--- TASK DETAILS ---
Every record must be restated exactly as written.

--- DATA FOR THIS EXERCISE ---

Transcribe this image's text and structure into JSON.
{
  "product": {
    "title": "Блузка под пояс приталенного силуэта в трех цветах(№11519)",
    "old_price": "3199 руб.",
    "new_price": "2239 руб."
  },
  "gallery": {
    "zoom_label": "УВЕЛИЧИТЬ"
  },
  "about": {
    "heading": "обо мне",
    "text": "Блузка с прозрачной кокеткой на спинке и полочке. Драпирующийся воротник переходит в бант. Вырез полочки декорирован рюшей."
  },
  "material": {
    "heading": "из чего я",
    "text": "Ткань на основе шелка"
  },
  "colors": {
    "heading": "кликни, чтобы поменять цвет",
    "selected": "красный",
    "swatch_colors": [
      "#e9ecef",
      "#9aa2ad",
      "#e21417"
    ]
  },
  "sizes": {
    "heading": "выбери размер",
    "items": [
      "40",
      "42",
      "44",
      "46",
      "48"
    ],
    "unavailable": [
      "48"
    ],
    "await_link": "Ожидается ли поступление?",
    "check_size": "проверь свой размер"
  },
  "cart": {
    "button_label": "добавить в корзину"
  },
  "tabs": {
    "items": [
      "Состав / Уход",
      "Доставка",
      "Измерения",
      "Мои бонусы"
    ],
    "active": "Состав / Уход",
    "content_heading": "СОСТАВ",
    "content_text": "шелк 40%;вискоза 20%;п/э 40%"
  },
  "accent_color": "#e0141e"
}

--- RESPONSE FOR THIS EXERCISE ---
Transcribe this image's text and structure into JSON.
{
  "product": {
    "title": "Блузка под пояс приталенного силуэта в трех цветах(№11519)",
    "old_price": "3199 руб.",
    "new_price": "2239 руб."
  },
  "gallery": {
    "zoom_label": "УВЕЛИЧИТЬ"
  },
  "about": {
    "heading": "обо мне",
    "text": "Блузка с прозрачной кокеткой на спинке и полочке. Драпирующийся воротник переходит в бант. Вырез полочки декорирован рюшей."
  },
  "material": {
    "heading": "из чего я",
    "text": "Ткань на основе шелка"
  },
  "colors": {
    "heading": "кликни, чтобы поменять цвет",
    "selected": "красный",
    "swatch_colors": [
      "#e9ecef",
      "#9aa2ad",
      "#e21417"
    ]
  },
  "sizes": {
    "heading": "выбери размер",
    "items": [
      "40",
      "42",
      "44",
      "46",
      "48"
    ],
    "unavailable": [
      "48"
    ],
    "await_link": "Ожидается ли поступление?",
    "check_size": "проверь свой размер"
  },
  "cart": {
    "button_label": "добавить в корзину"
  },
  "tabs": {
    "items": [
      "Состав / Уход",
      "Доставка",
      "Измерения",
      "Мои бонусы"
    ],
    "active": "Состав / Уход",
    "content_heading": "СОСТАВ",
    "content_text": "шелк 40%;вискоза 20%;п/э 40%"
  },
  "accent_color": "#e0141e"
}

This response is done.